# ASSIGNMENT:
Make an exact copy of every entry.

****************************************

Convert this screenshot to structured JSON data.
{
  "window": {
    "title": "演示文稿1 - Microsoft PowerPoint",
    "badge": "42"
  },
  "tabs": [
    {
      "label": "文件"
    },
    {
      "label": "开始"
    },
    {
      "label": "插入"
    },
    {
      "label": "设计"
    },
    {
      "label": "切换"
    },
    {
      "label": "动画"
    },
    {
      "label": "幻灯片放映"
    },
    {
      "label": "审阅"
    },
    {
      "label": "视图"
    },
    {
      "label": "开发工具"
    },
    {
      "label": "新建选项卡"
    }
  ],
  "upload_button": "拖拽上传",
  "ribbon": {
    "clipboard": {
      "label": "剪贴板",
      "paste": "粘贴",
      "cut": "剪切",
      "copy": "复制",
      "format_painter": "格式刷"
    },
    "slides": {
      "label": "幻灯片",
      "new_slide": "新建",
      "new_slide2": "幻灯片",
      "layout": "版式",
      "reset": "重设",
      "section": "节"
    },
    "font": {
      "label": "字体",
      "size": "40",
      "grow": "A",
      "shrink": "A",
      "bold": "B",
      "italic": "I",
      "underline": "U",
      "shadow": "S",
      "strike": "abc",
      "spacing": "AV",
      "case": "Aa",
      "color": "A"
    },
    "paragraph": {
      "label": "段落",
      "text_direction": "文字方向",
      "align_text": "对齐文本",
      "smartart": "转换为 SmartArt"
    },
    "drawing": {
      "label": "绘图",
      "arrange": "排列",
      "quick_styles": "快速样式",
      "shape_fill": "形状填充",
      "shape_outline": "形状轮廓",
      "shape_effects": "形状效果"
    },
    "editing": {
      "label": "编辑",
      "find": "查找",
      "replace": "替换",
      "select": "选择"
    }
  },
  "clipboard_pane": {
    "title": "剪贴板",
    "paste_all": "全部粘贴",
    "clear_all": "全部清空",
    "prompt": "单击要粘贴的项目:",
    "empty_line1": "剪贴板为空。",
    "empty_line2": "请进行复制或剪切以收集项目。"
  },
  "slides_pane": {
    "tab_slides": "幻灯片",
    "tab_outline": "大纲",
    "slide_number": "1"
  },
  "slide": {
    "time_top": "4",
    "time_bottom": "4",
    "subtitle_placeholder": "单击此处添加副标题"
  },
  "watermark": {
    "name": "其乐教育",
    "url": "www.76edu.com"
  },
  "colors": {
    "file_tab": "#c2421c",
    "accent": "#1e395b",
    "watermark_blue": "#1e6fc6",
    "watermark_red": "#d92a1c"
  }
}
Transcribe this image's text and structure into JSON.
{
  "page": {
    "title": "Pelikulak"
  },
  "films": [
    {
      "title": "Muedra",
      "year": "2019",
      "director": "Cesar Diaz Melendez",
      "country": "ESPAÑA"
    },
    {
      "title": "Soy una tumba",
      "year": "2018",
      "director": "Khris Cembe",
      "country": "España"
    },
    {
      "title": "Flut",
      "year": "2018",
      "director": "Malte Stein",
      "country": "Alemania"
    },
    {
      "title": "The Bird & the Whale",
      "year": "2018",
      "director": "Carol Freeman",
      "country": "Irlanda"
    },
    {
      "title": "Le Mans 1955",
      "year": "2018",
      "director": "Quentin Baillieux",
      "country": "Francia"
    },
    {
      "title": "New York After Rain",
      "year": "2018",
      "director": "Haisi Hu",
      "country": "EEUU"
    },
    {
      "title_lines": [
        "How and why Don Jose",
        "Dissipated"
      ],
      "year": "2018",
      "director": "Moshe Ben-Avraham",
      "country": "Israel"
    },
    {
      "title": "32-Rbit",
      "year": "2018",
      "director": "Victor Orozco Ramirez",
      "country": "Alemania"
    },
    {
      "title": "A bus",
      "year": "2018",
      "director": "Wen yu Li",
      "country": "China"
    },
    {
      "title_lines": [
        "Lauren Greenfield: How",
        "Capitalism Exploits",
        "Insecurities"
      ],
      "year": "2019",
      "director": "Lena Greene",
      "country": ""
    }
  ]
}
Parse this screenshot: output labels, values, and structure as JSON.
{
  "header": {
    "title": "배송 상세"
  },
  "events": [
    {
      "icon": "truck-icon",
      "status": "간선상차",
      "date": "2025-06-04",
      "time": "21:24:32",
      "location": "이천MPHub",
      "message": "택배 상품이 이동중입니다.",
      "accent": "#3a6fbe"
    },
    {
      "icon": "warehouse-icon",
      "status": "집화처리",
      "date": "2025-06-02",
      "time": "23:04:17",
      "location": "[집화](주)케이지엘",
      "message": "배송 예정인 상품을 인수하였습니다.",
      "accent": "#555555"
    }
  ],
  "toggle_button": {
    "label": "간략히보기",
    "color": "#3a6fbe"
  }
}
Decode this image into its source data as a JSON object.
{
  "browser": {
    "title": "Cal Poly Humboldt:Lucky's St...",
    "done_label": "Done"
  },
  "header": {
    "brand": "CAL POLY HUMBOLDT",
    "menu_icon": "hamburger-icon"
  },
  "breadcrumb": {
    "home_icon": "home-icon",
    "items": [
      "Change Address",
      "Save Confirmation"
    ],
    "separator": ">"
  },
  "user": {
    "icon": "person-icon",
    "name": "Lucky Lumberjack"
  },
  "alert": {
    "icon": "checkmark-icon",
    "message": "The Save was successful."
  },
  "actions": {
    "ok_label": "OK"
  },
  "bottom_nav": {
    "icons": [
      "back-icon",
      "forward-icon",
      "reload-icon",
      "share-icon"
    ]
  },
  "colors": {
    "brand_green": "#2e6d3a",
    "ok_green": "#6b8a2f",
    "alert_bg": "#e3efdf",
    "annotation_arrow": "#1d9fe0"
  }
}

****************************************

# RESULT OF THIS TASK:
Convert this screenshot to structured JSON data.
{
  "window": {
    "title": "演示文稿1 - Microsoft PowerPoint",
    "badge": "42"
  },
  "tabs": [
    {
      "label": "文件"
    },
    {
      "label": "开始"
    },
    {
      "label": "插入"
    },
    {
      "label": "设计"
    },
    {
      "label": "切换"
    },
    {
      "label": "动画"
    },
    {
      "label": "幻灯片放映"
    },
    {
      "label": "审阅"
    },
    {
      "label": "视图"
    },
    {
      "label": "开发工具"
    },
    {
      "label": "新建选项卡"
    }
  ],
  "upload_button": "拖拽上传",
  "ribbon": {
    "clipboard": {
      "label": "剪贴板",
      "paste": "粘贴",
      "cut": "剪切",
      "copy": "复制",
      "format_painter": "格式刷"
    },
    "slides": {
      "label": "幻灯片",
      "new_slide": "新建",
      "new_slide2": "幻灯片",
      "layout": "版式",
      "reset": "重设",
      "section": "节"
    },
    "font": {
      "label": "字体",
      "size": "40",
      "grow": "A",
      "shrink": "A",
      "bold": "B",
      "italic": "I",
      "underline": "U",
      "shadow": "S",
      "strike": "abc",
      "spacing": "AV",
      "case": "Aa",
      "color": "A"
    },
    "paragraph": {
      "label": "段落",
      "text_direction": "文字方向",
      "align_text": "对齐文本",
      "smartart": "转换为 SmartArt"
    },
    "drawing": {
      "label": "绘图",
      "arrange": "排列",
      "quick_styles": "快速样式",
      "shape_fill": "形状填充",
      "shape_outline": "形状轮廓",
      "shape_effects": "形状效果"
    },
    "editing": {
      "label": "编辑",
      "find": "查找",
      "replace": "替换",
      "select": "选择"
    }
  },
  "clipboard_pane": {
    "title": "剪贴板",
    "paste_all": "全部粘贴",
    "clear_all": "全部清空",
    "prompt": "单击要粘贴的项目:",
    "empty_line1": "剪贴板为空。",
    "empty_line2": "请进行复制或剪切以收集项目。"
  },
  "slides_pane": {
    "tab_slides": "幻灯片",
    "tab_outline": "大纲",
    "slide_number": "1"
  },
  "slide": {
    "time_top": "4",
    "time_bottom": "4",
    "subtitle_placeholder": "单击此处添加副标题"
  },
  "watermark": {
    "name": "其乐教育",
    "url": "www.76edu.com"
  },
  "colors": {
    "file_tab": "#c2421c",
    "accent": "#1e395b",
    "watermark_blue": "#1e6fc6",
    "watermark_red": "#d92a1c"
  }
}
Transcribe this image's text and structure into JSON.
{
  "page": {
    "title": "Pelikulak"
  },
  "films": [
    {
      "title": "Muedra",
      "year": "2019",
      "director": "Cesar Diaz Melendez",
      "country": "ESPAÑA"
    },
    {
      "title": "Soy una tumba",
      "year": "2018",
      "director": "Khris Cembe",
      "country": "España"
    },
    {
      "title": "Flut",
      "year": "2018",
      "director": "Malte Stein",
      "country": "Alemania"
    },
    {
      "title": "The Bird & the Whale",
      "year": "2018",
      "director": "Carol Freeman",
      "country": "Irlanda"
    },
    {
      "title": "Le Mans 1955",
      "year": "2018",
      "director": "Quentin Baillieux",
      "country": "Francia"
    },
    {
      "title": "New York After Rain",
      "year": "2018",
      "director": "Haisi Hu",
      "country": "EEUU"
    },
    {
      "title_lines": [
        "How and why Don Jose",
        "Dissipated"
      ],
      "year": "2018",
      "director": "Moshe Ben-Avraham",
      "country": "Israel"
    },
    {
      "title": "32-Rbit",
      "year": "2018",
      "director": "Victor Orozco Ramirez",
      "country": "Alemania"
    },
    {
      "title": "A bus",
      "year": "2018",
      "director": "Wen yu Li",
      "country": "China"
    },
    {
      "title_lines": [
        "Lauren Greenfield: How",
        "Capitalism Exploits",
        "Insecurities"
      ],
      "year": "2019",
      "director": "Lena Greene",
      "country": ""
    }
  ]
}
Parse this screenshot: output labels, values, and structure as JSON.
{
  "header": {
    "title": "배송 상세"
  },
  "events": [
    {
      "icon": "truck-icon",
      "status": "간선상차",
      "date": "2025-06-04",
      "time": "21:24:32",
      "location": "이천MPHub",
      "message": "택배 상품이 이동중입니다.",
      "accent": "#3a6fbe"
    },
    {
      "icon": "warehouse-icon",
      "status": "집화처리",
      "date": "2025-06-02",
      "time": "23:04:17",
      "location": "[집화](주)케이지엘",
      "message": "배송 예정인 상품을 인수하였습니다.",
      "accent": "#555555"
    }
  ],
  "toggle_button": {
    "label": "간략히보기",
    "color": "#3a6fbe"
  }
}
Decode this image into its source data as a JSON object.
{
  "browser": {
    "title": "Cal Poly Humboldt:Lucky's St...",
    "done_label": "Done"
  },
  "header": {
    "brand": "CAL POLY HUMBOLDT",
    "menu_icon": "hamburger-icon"
  },
  "breadcrumb": {
    "home_icon": "home-icon",
    "items": [
      "Change Address",
      "Save Confirmation"
    ],
    "separator": ">"
  },
  "user": {
    "icon": "person-icon",
    "name": "Lucky Lumberjack"
  },
  "alert": {
    "icon": "checkmark-icon",
    "message": "The Save was successful."
  },
  "actions": {
    "ok_label": "OK"
  },
  "bottom_nav": {
    "icons": [
      "back-icon",
      "forward-icon",
      "reload-icon",
      "share-icon"
    ]
  },
  "colors": {
    "brand_green": "#2e6d3a",
    "ok_green": "#6b8a2f",
    "alert_bg": "#e3efdf",
    "annotation_arrow": "#1d9fe0"
  }
}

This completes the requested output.